If any trumps are present in the trick, the player who played the highest ranking trump wins the trick. Aces rank high.
If there are no trumps in the trick, but there is at least one joker, then the player who played the highest ranking card takes the trick; jokers rank above a 9 but below a 10. If there is a tie for the highest ranking card in the trick (for example, if two aces were played) then the last of the tied cards to have been played wins the trick.
If there are neither trumps nor jokers in the trick, then the highest ranking card of the lead suit takes it.
The winner of the trick takes all the cards in the trick and places it face down in front of him. This player leads to the next trick.
When all ten tricks have been played, the round is over.
If the winner of the bid has taken at least the number of tricks in his bid, he scores five points per trick for each trick that he bid, and two points for each trick beyond that. For example, if the winning bid was for seven tricks, and that player ended up taking eight, he would score five points for the first seven tricks (totalling 35) and two additional points for the eighth trick (making a grand total of 37). If the bidder makes his bid, no other players score anything for the tricks they took.

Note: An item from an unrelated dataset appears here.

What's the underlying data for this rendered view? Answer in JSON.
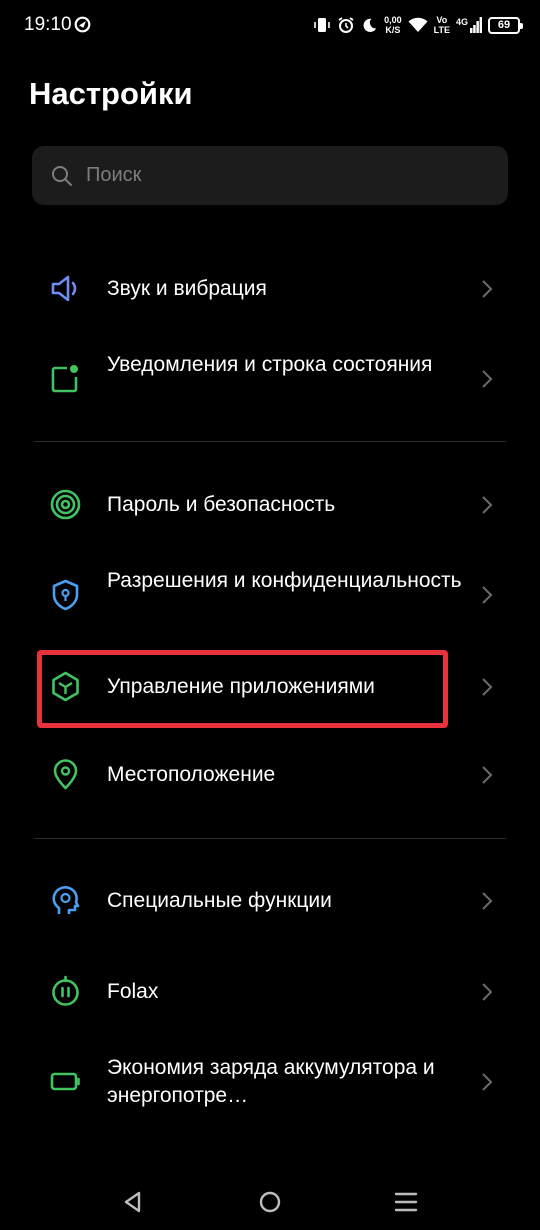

If the bidder bids and makes an eight bid, a bonus of 10 points is scored. Bidding and making a nine bid counts for a bonus of 30 points, and bidding and making a ten bid counts for a bonus of 50 points.
If the winner of the bid has not taken as many tricks as he bid, all other players score five points for each trick they took.
After these trick points are counted and scored, a winner is declared if someone has reached or exceeded 300 points. If not, or if two or more players are tied at 300 or above, the cards are turned face-up, and all players score for individual cards that were taken.
Each 5 taken in a trick counts five points. Tens count 10 points; jacks count 1; queens count 2; kings count 3; aces count 4; jokers count 15. The lowest card of trumps in play counts 15.
After these points are counted and scored, a winner is declared if someone has reached or exceeded 300 points. If not, or two or more players are tied at 300 or above, the cards are passed to the person to the left of the dealer, who becomes the dealer for the next round.
When playing with 4 players, a more dynamic game can be achieved by playing with partners. Basically, you and the person sitting across from you are a team. Rather than taking tricks and scoring points as individuals, players take tricks and score points as a team -- so tricks taken by each partner in a team are mixed together and scored together. Note that during the auction, players bid separately, according to the standard rules, but the winning bid applies to both members of the team.
This variant causes some interesting gameplay situations. If someone leads an ace, for example, his partner might purposely play a valuable low card in order to secure those points for the team.